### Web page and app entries
---------------

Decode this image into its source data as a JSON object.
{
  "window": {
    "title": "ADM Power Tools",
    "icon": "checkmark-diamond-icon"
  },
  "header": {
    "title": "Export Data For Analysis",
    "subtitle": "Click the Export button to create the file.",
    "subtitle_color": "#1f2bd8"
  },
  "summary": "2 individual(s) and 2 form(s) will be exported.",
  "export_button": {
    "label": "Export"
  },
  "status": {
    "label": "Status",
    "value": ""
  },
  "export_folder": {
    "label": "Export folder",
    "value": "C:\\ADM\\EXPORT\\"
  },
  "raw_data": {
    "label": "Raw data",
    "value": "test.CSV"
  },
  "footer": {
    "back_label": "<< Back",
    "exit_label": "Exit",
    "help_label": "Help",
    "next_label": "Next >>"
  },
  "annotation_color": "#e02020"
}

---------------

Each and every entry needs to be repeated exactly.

### Written answer
Decode this image into its source data as a JSON object.
{
  "window": {
    "title": "ADM Power Tools",
    "icon": "checkmark-diamond-icon"
  },
  "header": {
    "title": "Export Data For Analysis",
    "subtitle": "Click the Export button to create the file.",
    "subtitle_color": "#1f2bd8"
  },
  "summary": "2 individual(s) and 2 form(s) will be exported.",
  "export_button": {
    "label": "Export"
  },
  "status": {
    "label": "Status",
    "value": ""
  },
  "export_folder": {
    "label": "Export folder",
    "value": "C:\\ADM\\EXPORT\\"
  },
  "raw_data": {
    "label": "Raw data",
    "value": "test.CSV"
  },
  "footer": {
    "back_label": "<< Back",
    "exit_label": "Exit",
    "help_label": "Help",
    "next_label": "Next >>"
  },
  "annotation_color": "#e02020"
}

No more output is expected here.